Chester Thompson – Powerhouse (1971) (2021 Black Jazz / RGM)

 

Chester Thompson – Powerhouse
2021 Real Gone Music RGM-1202 / Original Release 1971 Black Jazz

This is a short (seriously short, only 27 minutes) but sweet LP from future Tower of Power and Santana organist, Chester Thompson.  Not to be confused with the drummer Chester Thompson, who toured with Genesis in the post-Peter Gabriel years and also played in Santana’s 1980’s lineup at the same time as this Chester, which caused this Chester to start using his middle initial to help people keep them straight.  There is also a song called Mr. T that predates the A-Team by a decade.  Now that we’ve got that out of the way, the music:

Continue reading

Roland Haynes – 2nd Wave (1975) (2020 Black Jazz / Real Gone Music)

 

It’s a total coincidence (or is it?) that my first two posts about the Black Jazz reissues have been by keyboardists, without any brass or reeds in their band. Weird, eh? This record, “2nd Wave” is great stuff by a one-and-done mysterious key tickler, Roland Haynes. There are actually two Fender Rhodes players here, so that should be welcomed by those of you for whom there is Never Enough Rhodes.  Not much is known about Roland Haynes, a situation that is not cleared up by the liner notes by Pat Thomas in the insert.  Continue reading

Roy Ayers Ubiquity – Live At The Montreux Jazz Festival (1972/1996)

Roy Ayers Ubiquity – Live At The Montreux Jazz Festival
Original release 1972 Polydor (Japan)
1996 CD reissue Verve Records 314531641-2

Dipping back into the Roy Ayers Ubiquity catalog, this live performance hails from pretty early in their trajectory, and this version was expanded from the original LP to include 4 extra tracks for what is probably a pretty complete representation of their set.  (more below the break) Continue reading

Freedom Rhythm & Sound: Revolutionary Jazz & The Civil Rights Movement 1963-82 (Soul Jazz Records 219)

Various Artists – Freedom Rhythm & Sound: Revolutionary Jazz & The Civil Rights Movement 1963-82
2009 Soul Jazz Records

I apologize for my absence during these challenging times of turmoil.  The truth is I am exhausted by everything happening in the world, but not anywhere near as exhausted as my black friends, especially those in the United States.  I feel like those who know me, know where I stand. Continue reading

Al Jarreau – Glow (1976)

 

Al Jarreau – Glow
1976 Reprise MS2248
This reissue, late-80’s German CD pressing

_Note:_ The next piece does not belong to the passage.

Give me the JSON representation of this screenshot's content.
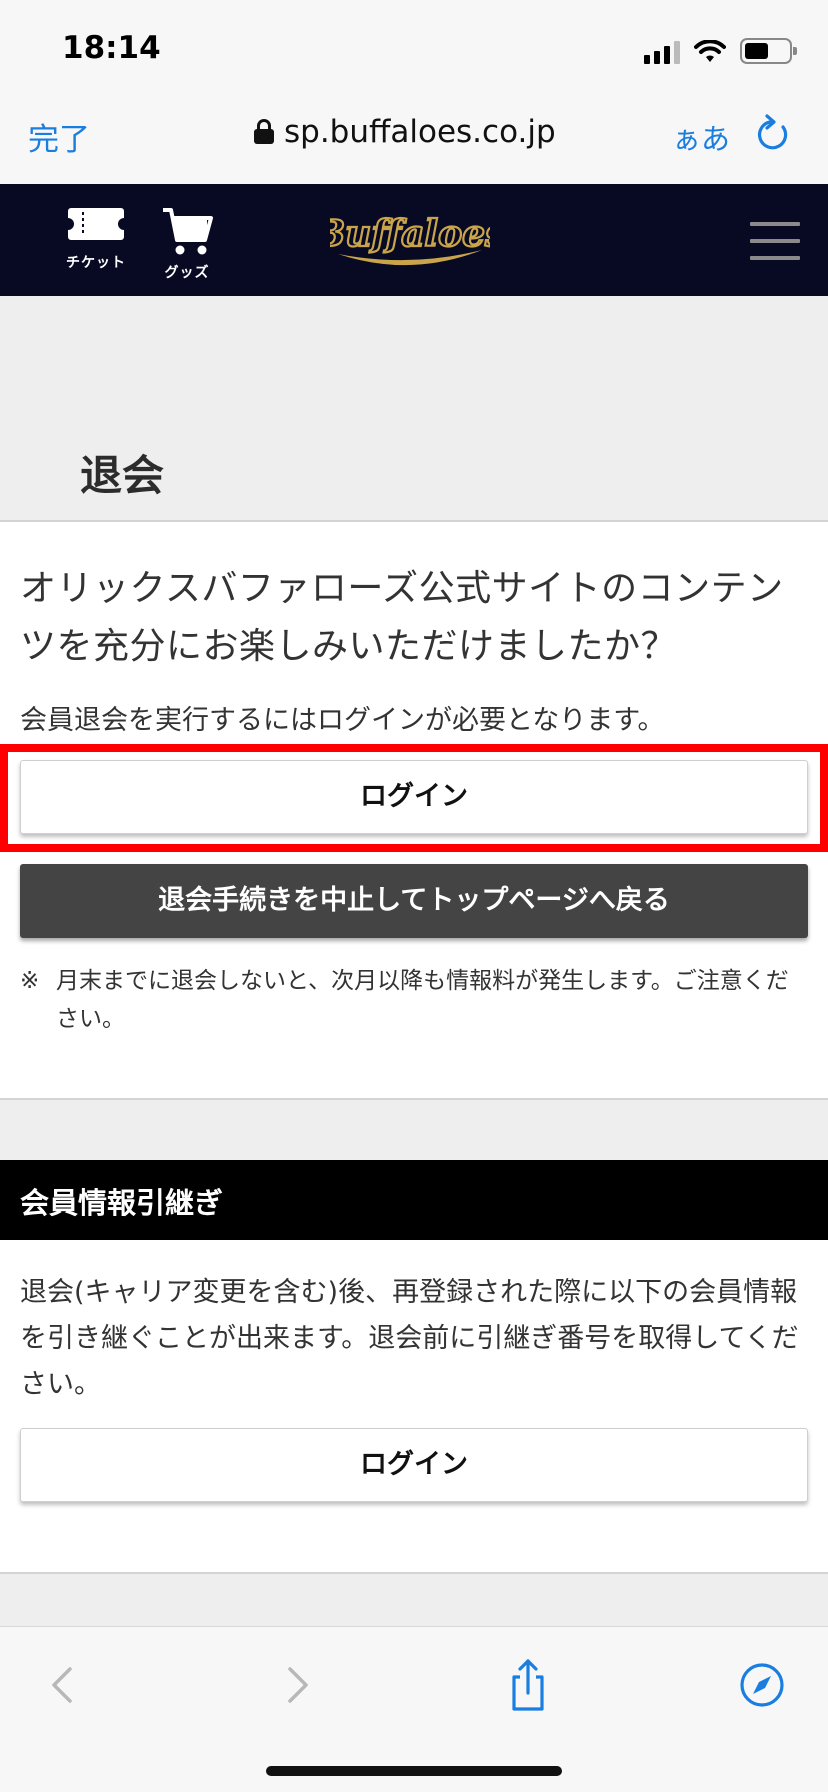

There has been another round of recent deaths of talented people in the arts, and I might be tempted to print another list here or to work up a bunch of “tribute” posts on this blog.  But my last post here was a bit ‘heavy’ and I thought I would change things up again for something more upbeat and life-affirming.  If you are the kind of person who sees the tag “vocal jazz” and are about to skip this post, please reconsider.  Many of the best jazz vocalists use their instrument to compliment an ensemble rather than dominate it, and the early Al Jarreau records fall into that camp.  Anyone who only knows Jarreau from his slicker, pop-oriented records from the 1980’s might even be taken aback but just how extremely funky his earlier work could be, yet he was always attuned to popular but soulful melodies that were ripe for improvisational riffing.  Continue reading

Roy Ayers Ubiquity – Everybody Loves The Sunshine (1976) (2016 UMG Gold Reissue)

Roy Ayers Ubiquity – Everybody Loves The Sunshine
Original release 1976 Polydor
2016 Reissue – Polydor / The Verve Music Group B0024310-01

This 40th anniversary gold pressing is a nice reissue of one of the high points of Roy Ayers Ubiquity’s catalog. There is less vibraphone and a lot more Arp on this one. Every song a winner. Also, it seems like only a matter of time before the track “Lonesome Cowboy” gets used in a Coen Brothers film. Or maybe Tarantino. Anyway enjoy it before they ruin it.  The whole album successfully grafts its cosmic jazz-funk onto the kind of broad positivity preached by pre-Riot era Sly Stone (with “People And The World” sounding like a bit like a discarded Family Stone jam).

Continue reading